Records to process =

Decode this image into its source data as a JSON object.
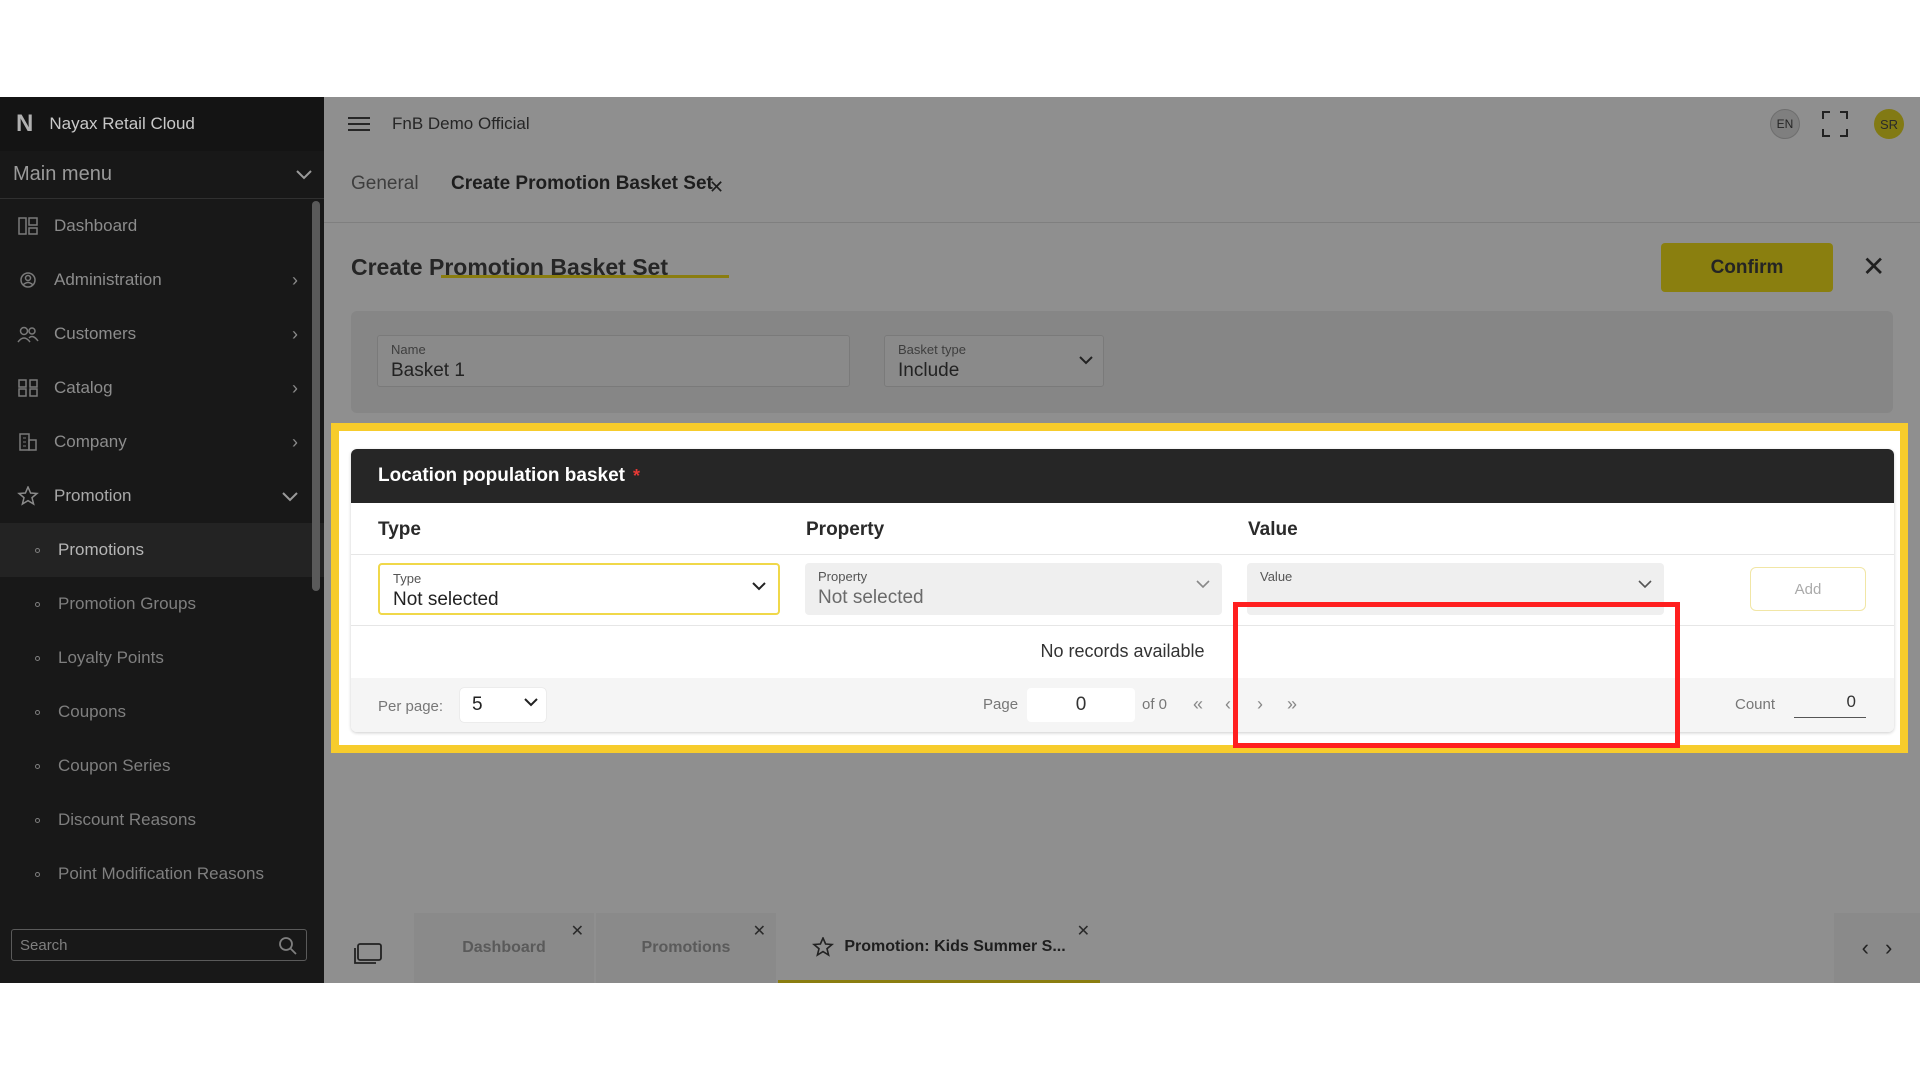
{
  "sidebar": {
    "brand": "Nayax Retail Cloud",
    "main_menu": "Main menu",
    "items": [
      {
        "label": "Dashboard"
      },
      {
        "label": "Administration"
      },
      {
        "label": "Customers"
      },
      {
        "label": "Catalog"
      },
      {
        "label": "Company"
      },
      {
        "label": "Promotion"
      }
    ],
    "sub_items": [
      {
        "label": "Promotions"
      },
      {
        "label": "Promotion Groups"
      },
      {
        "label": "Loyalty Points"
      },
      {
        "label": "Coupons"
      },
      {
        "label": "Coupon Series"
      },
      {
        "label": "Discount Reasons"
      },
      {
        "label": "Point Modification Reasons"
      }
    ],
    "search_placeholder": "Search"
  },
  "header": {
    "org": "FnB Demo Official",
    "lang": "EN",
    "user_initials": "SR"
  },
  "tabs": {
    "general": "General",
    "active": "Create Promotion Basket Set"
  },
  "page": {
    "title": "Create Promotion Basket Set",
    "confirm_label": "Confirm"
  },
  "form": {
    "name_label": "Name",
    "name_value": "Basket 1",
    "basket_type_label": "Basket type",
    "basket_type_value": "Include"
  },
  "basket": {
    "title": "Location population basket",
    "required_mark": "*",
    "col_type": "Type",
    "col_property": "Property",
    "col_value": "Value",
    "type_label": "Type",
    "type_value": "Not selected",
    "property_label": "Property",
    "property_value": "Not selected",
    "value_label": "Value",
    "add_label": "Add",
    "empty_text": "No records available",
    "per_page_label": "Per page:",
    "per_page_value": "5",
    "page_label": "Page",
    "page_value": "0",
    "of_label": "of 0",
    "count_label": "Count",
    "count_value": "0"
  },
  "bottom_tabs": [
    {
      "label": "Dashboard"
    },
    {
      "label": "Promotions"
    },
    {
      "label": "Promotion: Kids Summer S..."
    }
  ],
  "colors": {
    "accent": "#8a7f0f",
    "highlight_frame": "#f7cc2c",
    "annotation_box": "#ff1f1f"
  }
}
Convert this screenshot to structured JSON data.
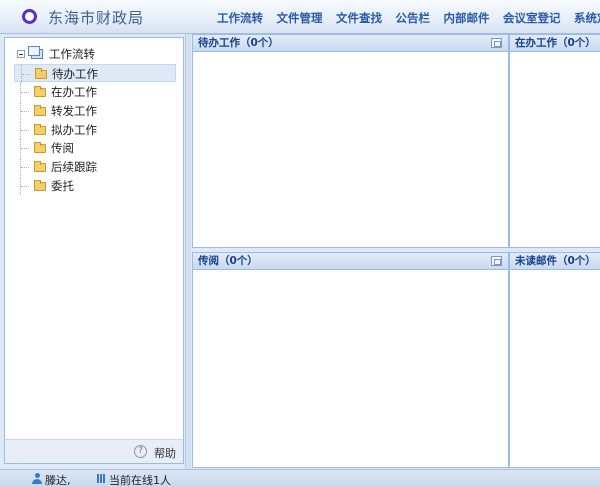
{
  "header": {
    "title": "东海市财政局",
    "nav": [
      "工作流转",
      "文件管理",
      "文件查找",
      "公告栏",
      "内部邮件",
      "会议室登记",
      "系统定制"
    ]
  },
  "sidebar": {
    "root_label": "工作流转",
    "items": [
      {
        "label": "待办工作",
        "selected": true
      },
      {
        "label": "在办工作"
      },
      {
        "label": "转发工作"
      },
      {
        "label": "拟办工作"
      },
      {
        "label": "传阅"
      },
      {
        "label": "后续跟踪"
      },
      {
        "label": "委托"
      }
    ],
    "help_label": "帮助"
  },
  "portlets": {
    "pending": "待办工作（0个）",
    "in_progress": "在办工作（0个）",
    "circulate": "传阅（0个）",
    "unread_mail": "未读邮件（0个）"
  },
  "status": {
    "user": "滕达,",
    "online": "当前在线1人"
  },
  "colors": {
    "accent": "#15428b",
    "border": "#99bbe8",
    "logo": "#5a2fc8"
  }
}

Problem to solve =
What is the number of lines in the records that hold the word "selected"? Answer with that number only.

Written answer =
3